*The task:*
Examine the material below. Gather every line in which the string "placeholder" appears.
........
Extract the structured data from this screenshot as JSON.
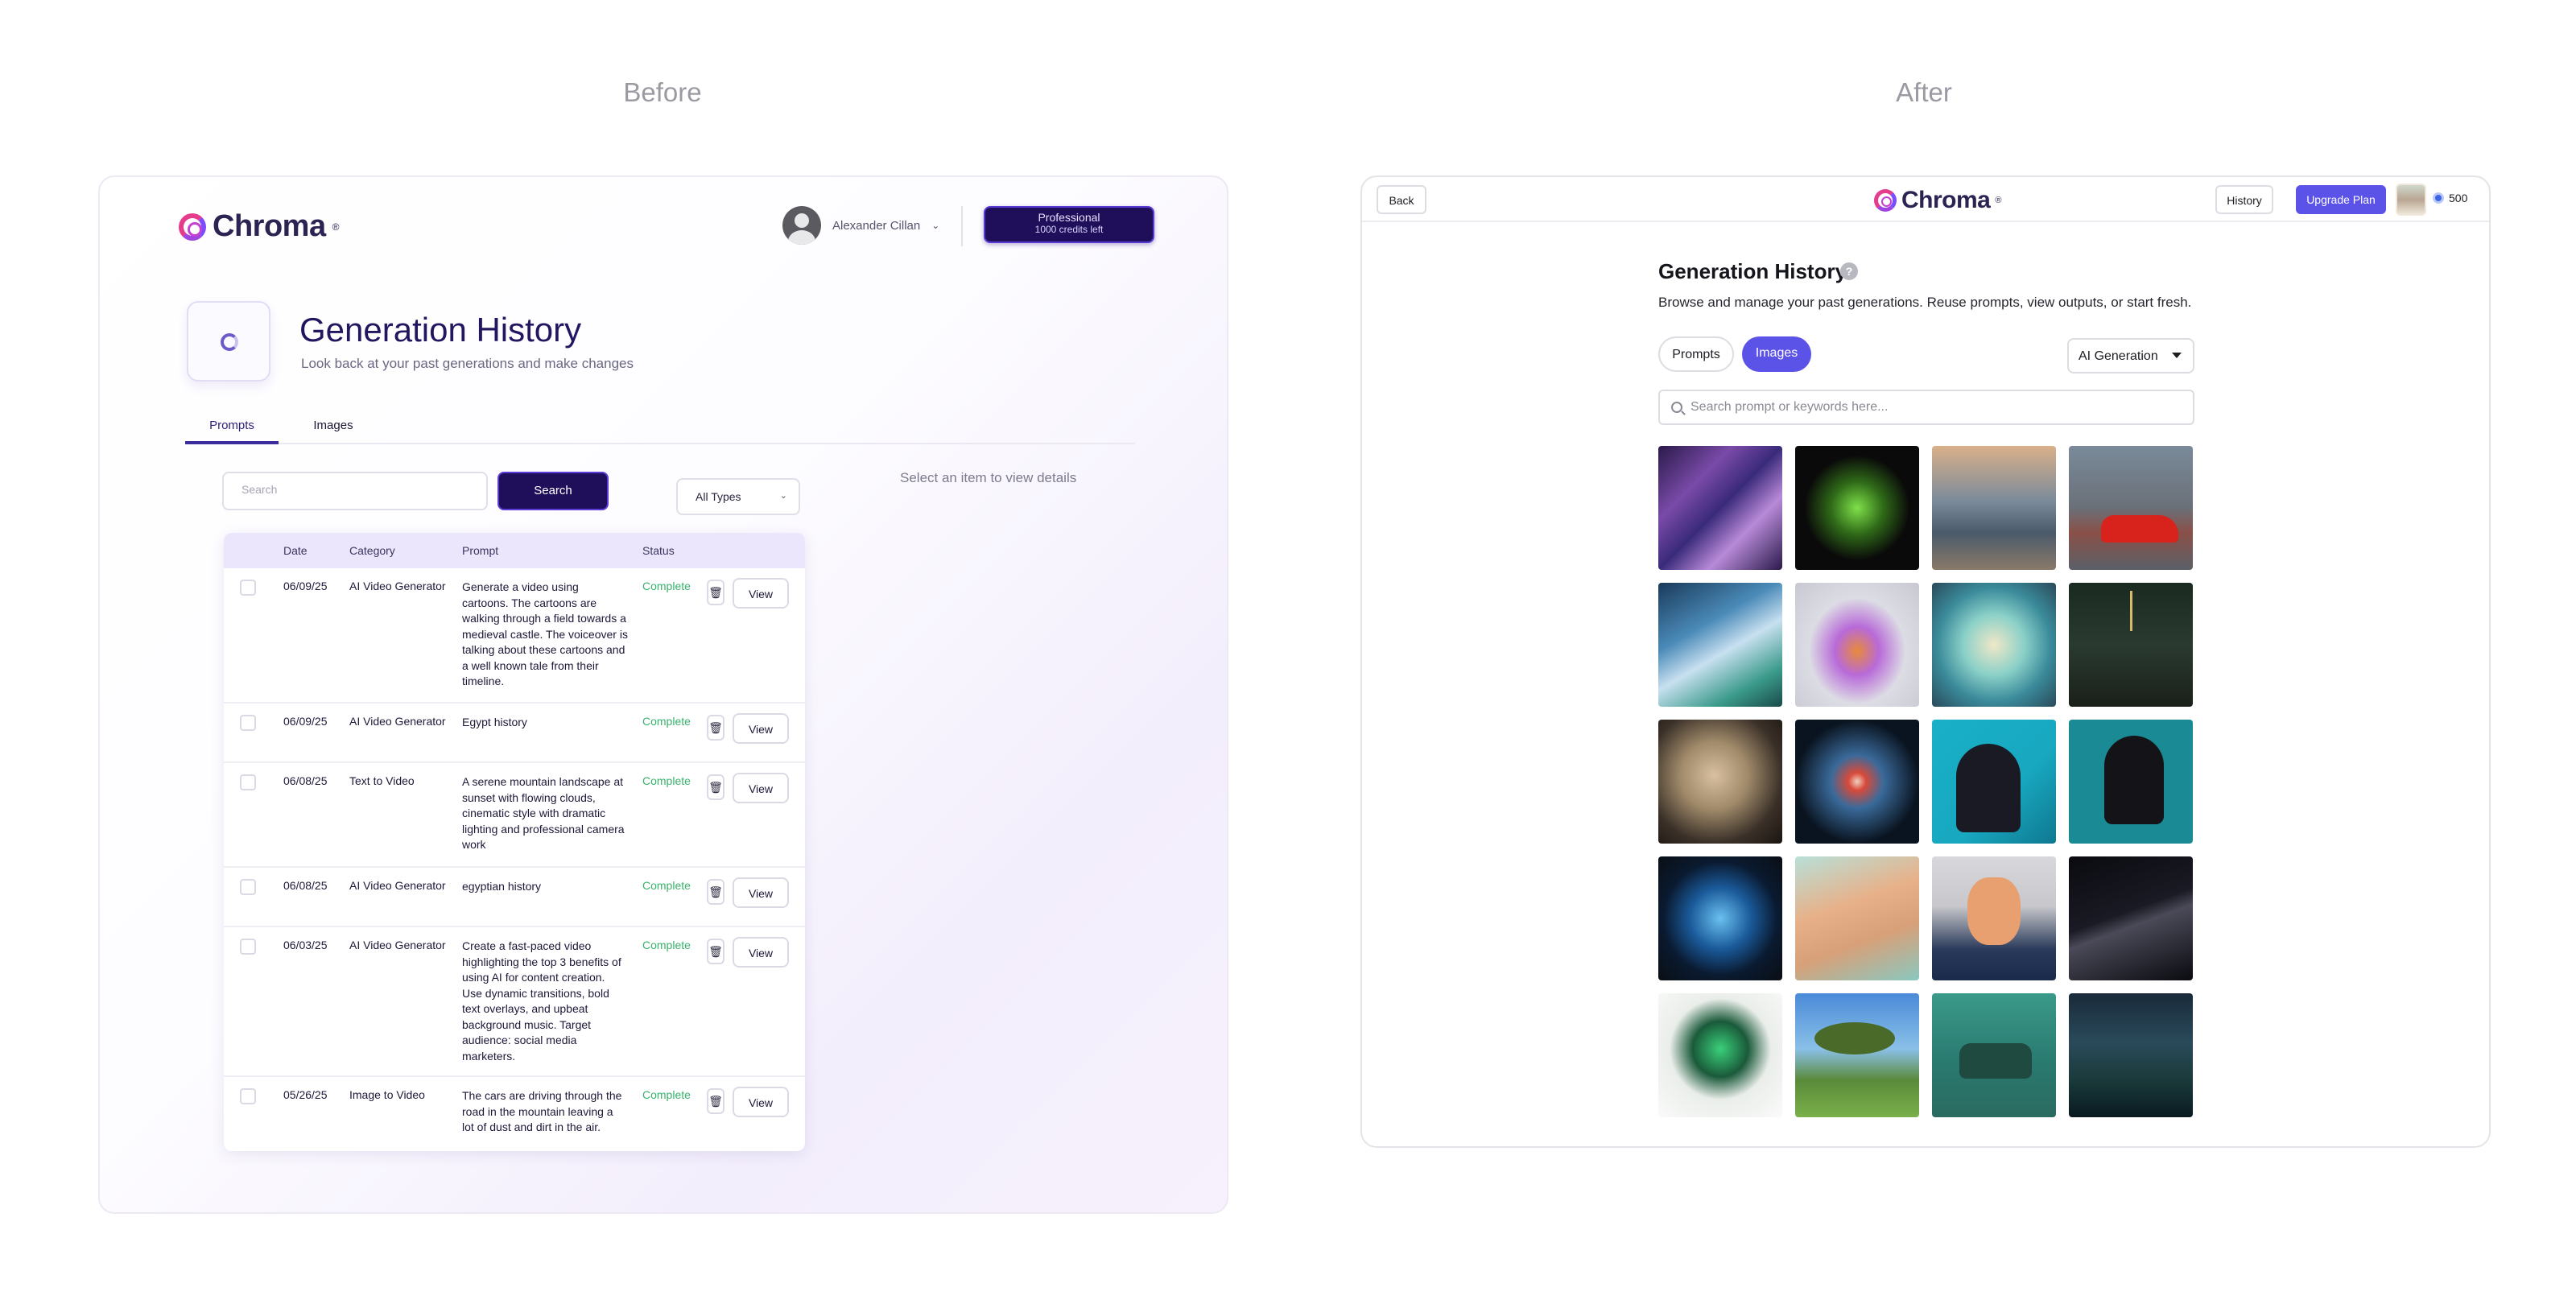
{
  "captions": {
    "before": "Before",
    "after": "After"
  },
  "before": {
    "logo": {
      "brand": "Chroma",
      "mark": "®"
    },
    "user": {
      "name": "Alexander Cillan"
    },
    "plan": {
      "name": "Professional",
      "credits": "1000 credits left"
    },
    "header": {
      "title": "Generation History",
      "subtitle": "Look back at your past generations and make changes"
    },
    "tabs": [
      {
        "label": "Prompts",
        "active": true
      },
      {
        "label": "Images",
        "active": false
      }
    ],
    "search": {
      "placeholder": "Search",
      "button": "Search"
    },
    "filter": {
      "selected": "All Types"
    },
    "details_hint": "Select an item to view details",
    "table": {
      "columns": [
        "Date",
        "Category",
        "Prompt",
        "Status"
      ],
      "rows": [
        {
          "date": "06/09/25",
          "category": "AI Video Generator",
          "prompt": "Generate a video using cartoons. The cartoons are walking through a field towards a medieval castle. The voiceover is talking about these cartoons and a well known tale from their timeline.",
          "status": "Complete",
          "action": "View"
        },
        {
          "date": "06/09/25",
          "category": "AI Video Generator",
          "prompt": "Egypt history",
          "status": "Complete",
          "action": "View"
        },
        {
          "date": "06/08/25",
          "category": "Text to Video",
          "prompt": "A serene mountain landscape at sunset with flowing clouds, cinematic style with dramatic lighting and professional camera work",
          "status": "Complete",
          "action": "View"
        },
        {
          "date": "06/08/25",
          "category": "AI Video Generator",
          "prompt": "egyptian history",
          "status": "Complete",
          "action": "View"
        },
        {
          "date": "06/03/25",
          "category": "AI Video Generator",
          "prompt": "Create a fast-paced video highlighting the top 3 benefits of using AI for content creation. Use dynamic transitions, bold text overlays, and upbeat background music. Target audience: social media marketers.",
          "status": "Complete",
          "action": "View"
        },
        {
          "date": "05/26/25",
          "category": "Image to Video",
          "prompt": "The cars are driving through the road in the mountain leaving a lot of dust and dirt in the air.",
          "status": "Complete",
          "action": "View"
        }
      ]
    },
    "colors": {
      "accent": "#1f0f5a",
      "status_complete": "#39b26c",
      "header_bg": "#ebe6fb"
    }
  },
  "after": {
    "topbar": {
      "back": "Back",
      "brand": "Chroma",
      "mark": "®",
      "history": "History",
      "upgrade": "Upgrade Plan",
      "credits": "500"
    },
    "header": {
      "title": "Generation History",
      "help": "?",
      "subtitle": "Browse and manage your past generations. Reuse prompts, view outputs, or start fresh."
    },
    "tabs": [
      {
        "label": "Prompts",
        "active": false
      },
      {
        "label": "Images",
        "active": true
      }
    ],
    "dropdown": {
      "selected": "AI Generation"
    },
    "search": {
      "placeholder": "Search prompt or keywords here..."
    },
    "gallery_count": 20,
    "colors": {
      "accent": "#5b52e8"
    }
  }
}
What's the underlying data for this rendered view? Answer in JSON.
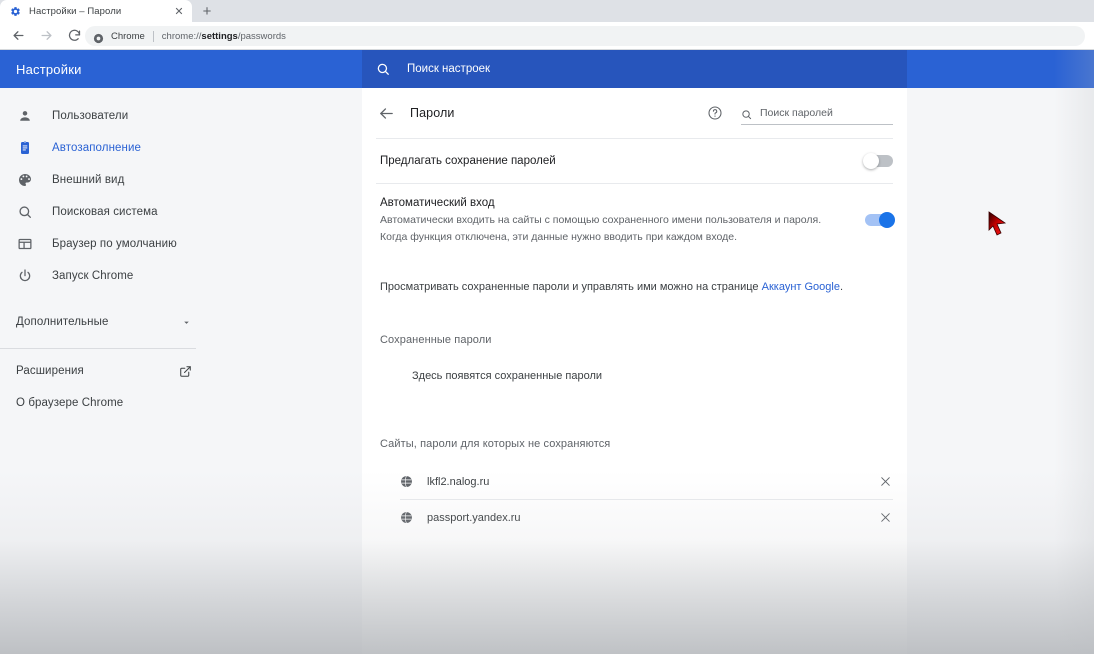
{
  "browser": {
    "tab": {
      "title": "Настройки – Пароли",
      "favicon": "settings-gear-icon",
      "close_label": "✕"
    },
    "new_tab_label": "+",
    "nav": {
      "back_label": "←",
      "forward_label": "→",
      "reload_label": "⟳"
    },
    "omnibox": {
      "chip_label": "Chrome",
      "url_prefix": "chrome://",
      "url_bold": "settings",
      "url_suffix": "/passwords",
      "icon": "chrome-globe-icon"
    }
  },
  "settings": {
    "app_title": "Настройки",
    "search": {
      "placeholder": "Поиск настроек",
      "icon": "search-icon"
    },
    "sidebar": {
      "items": [
        {
          "label": "Пользователи",
          "icon": "person-icon",
          "active": false
        },
        {
          "label": "Автозаполнение",
          "icon": "clipboard-icon",
          "active": true
        },
        {
          "label": "Внешний вид",
          "icon": "palette-icon",
          "active": false
        },
        {
          "label": "Поисковая система",
          "icon": "search-icon",
          "active": false
        },
        {
          "label": "Браузер по умолчанию",
          "icon": "window-icon",
          "active": false
        },
        {
          "label": "Запуск Chrome",
          "icon": "power-icon",
          "active": false
        }
      ],
      "advanced": {
        "label": "Дополнительные",
        "icon": "chevron-down-icon"
      },
      "links": [
        {
          "label": "Расширения",
          "icon": "external-link-icon"
        },
        {
          "label": "О браузере Chrome",
          "icon": ""
        }
      ]
    },
    "page": {
      "back_icon": "back-arrow-icon",
      "title": "Пароли",
      "help_icon": "help-circle-icon",
      "password_search": {
        "placeholder": "Поиск паролей",
        "icon": "search-icon"
      },
      "offer_save": {
        "title": "Предлагать сохранение паролей",
        "toggle_state": "off"
      },
      "auto_signin": {
        "title": "Автоматический вход",
        "sub_line1": "Автоматически входить на сайты с помощью сохраненного имени пользователя и пароля.",
        "sub_line2": "Когда функция отключена, эти данные нужно вводить при каждом входе.",
        "toggle_state": "on"
      },
      "manage": {
        "text": "Просматривать сохраненные пароли и управлять ими можно на странице ",
        "link_label": "Аккаунт Google",
        "text_after": "."
      },
      "saved_section": {
        "label": "Сохраненные пароли",
        "empty_text": "Здесь появятся сохраненные пароли"
      },
      "blocked_section": {
        "label": "Сайты, пароли для которых не сохраняются",
        "rows": [
          {
            "site": "lkfl2.nalog.ru",
            "icon": "globe-icon",
            "remove_label": "✕"
          },
          {
            "site": "passport.yandex.ru",
            "icon": "globe-icon",
            "remove_label": "✕"
          }
        ]
      }
    }
  },
  "colors": {
    "brand_blue": "#2a62d4",
    "topsearch_blue": "#2755bc",
    "accent_link": "#2a62d4",
    "toggle_on": "#1a73e8",
    "toggle_off": "#bdc1c6",
    "page_bg": "#f5f6f8",
    "cursor_red": "#d01010"
  }
}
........
*Solution to the exercise:*
      "placeholder": "Search",
      "placeholder": "Search prompt or keywords here..."
      "placeholder": "Поиск настроек",
        "placeholder": "Поиск паролей",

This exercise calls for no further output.